Filing Joint or Qualifying Widow(er). Most taxpayers have the choice of either taking a standard
deduction or itemizing. If you qualify for the standard deduction and your standard deduction is more
than your total itemized deductions, you should claim the standard deduction.
Changes to Itemized Deductions. In addition to nearly doubling standard deductions, the
TCJA changed several itemized deductions that can be claimed on Schedule A, Itemized Deductions.
You may not take the standard deduction if you claim itemized deductions. Alternatively, if you take
the standard deduction, you may not claim itemized deductions. For married filing separate
taxpayers, if one spouse elects to itemize, the other spouse is also required to itemize.
Limit on Overall Itemized Deductions Suspended. You may be able to deduct more of your total
itemized deductions if your itemized deductions were limited in the past due to the amount of your
adjusted gross income. The old rule that limited the total itemized deductions for certain higherincome individuals has been suspended.
Deduction for Medical and Dental Expenses Modified. You can deduct certain unreimbursed
medical expenses that exceed 7.5% of your 2019 adjusted gross income.
Deduction for State and Local Income, Sales and Property Taxes Modified. Your total deduction
for state and local income, sales and property taxes is limited to a combined, total deduction of
$10,000 ($5,000 if Married Filing Separate). Any state and local taxes you paid above this amount
cannot be deducted.
Deduction for Home Mortgage and Home Equity Interest Modified. Your deduction for
mortgage interest is limited to interest you paid on a loan secured by your main home or second
home that you used to buy, build, or substantially improve your main home or second home.
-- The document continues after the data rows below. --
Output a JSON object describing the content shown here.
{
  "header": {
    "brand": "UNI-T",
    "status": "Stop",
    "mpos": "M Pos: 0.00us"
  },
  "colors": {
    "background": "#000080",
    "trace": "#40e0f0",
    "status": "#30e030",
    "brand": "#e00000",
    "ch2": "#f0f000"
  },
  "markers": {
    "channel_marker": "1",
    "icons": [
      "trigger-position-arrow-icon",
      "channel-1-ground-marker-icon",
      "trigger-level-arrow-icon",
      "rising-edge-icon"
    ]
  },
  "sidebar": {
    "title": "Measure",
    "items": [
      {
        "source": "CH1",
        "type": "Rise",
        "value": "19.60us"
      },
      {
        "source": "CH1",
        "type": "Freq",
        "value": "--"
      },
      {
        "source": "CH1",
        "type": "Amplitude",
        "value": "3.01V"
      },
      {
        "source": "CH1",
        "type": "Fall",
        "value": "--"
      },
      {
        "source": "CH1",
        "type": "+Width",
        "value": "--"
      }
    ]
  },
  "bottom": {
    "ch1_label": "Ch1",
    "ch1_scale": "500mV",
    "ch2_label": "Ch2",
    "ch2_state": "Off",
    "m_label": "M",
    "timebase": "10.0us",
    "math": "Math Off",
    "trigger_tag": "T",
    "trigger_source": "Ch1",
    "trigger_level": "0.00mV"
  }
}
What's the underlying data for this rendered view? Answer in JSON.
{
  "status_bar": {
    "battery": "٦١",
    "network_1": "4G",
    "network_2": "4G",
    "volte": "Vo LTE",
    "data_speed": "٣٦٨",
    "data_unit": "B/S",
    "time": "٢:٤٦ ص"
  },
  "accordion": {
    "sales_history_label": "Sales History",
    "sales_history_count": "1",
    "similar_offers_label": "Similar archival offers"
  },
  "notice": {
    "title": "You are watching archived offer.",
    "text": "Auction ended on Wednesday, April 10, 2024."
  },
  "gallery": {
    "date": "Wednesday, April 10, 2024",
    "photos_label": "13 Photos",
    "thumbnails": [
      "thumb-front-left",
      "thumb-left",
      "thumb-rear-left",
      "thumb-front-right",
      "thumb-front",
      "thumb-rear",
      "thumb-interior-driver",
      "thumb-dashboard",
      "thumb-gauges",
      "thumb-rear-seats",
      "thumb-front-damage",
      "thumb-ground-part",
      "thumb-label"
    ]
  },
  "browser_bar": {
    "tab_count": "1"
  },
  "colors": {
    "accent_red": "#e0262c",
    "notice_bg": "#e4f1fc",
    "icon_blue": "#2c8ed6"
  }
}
For
example, interest on a home equity loan used to build an addition to an existing home is typically
deductible, while interest on the same loan used to pay personal living expenses, such as credit card
debts or buying a care, is not. As under prior law, the loan must be secured by the taxpayer’s main
home or second home (known as a qualified residence), not to exceed the cost of the home and meet
New Dollar Limit on Total Qualified Residence Loan Balance. The date you took out your
mortgage or home equity loan may also impact the amount of interest you can deduct. If your loan
was originated or treated as originating on or before Dec. 15, 2017, you may deduct interest on up to
$1,000,000 ($500,000 if you are married filing separately) in qualifying debt. If your loan originated
after that date, you may only deduct interest on up to $750,000 ($375,000 if you are married filing
separately) in qualifying debt. The limits apply to the combined amount of loans used to buy, build or
substantially improve the taxpayer’s main home and second home.
Limit for Charitable Contributions Modified. The limit on charitable contributions of cash has
increased from 50 percent to 60 percent of your adjusted gross income.
Deduction for Casualty and Theft Losses Modified. Generally, net personal casualty and theft
losses have been suspended, but can be deductible only to the extent they’re attributable to a
federally declared disaster. Claims must include the FEMA code assigned to the disaster. The loss
must still exceed $100 per casualty and the net total loss must exceed 10 percent of your AGI. In
addition, you can still elect to deduct the casualty loss in the tax year immediately preceding the tax
year in which you incurred the disaster loss.
Miscellaneous Itemized Deductions Suspended (Schedule A). The previous deduction for jobrelated expenses or other miscellaneous itemized deductions that exceeded 2 percent of your adjusted
gross income is suspended. This includes unreimbursed employee expenses such as uniforms, union
dues and the deduction for business-related meals, entertainment and travel, as well as any
deductions you may have previously been able to claim for tax preparation fees and investment
expenses, including investment management fees, safe deposit box fees and investment expenses
from pass-through entities.
Check back each week for more tax tips from Tax & Accounting Plus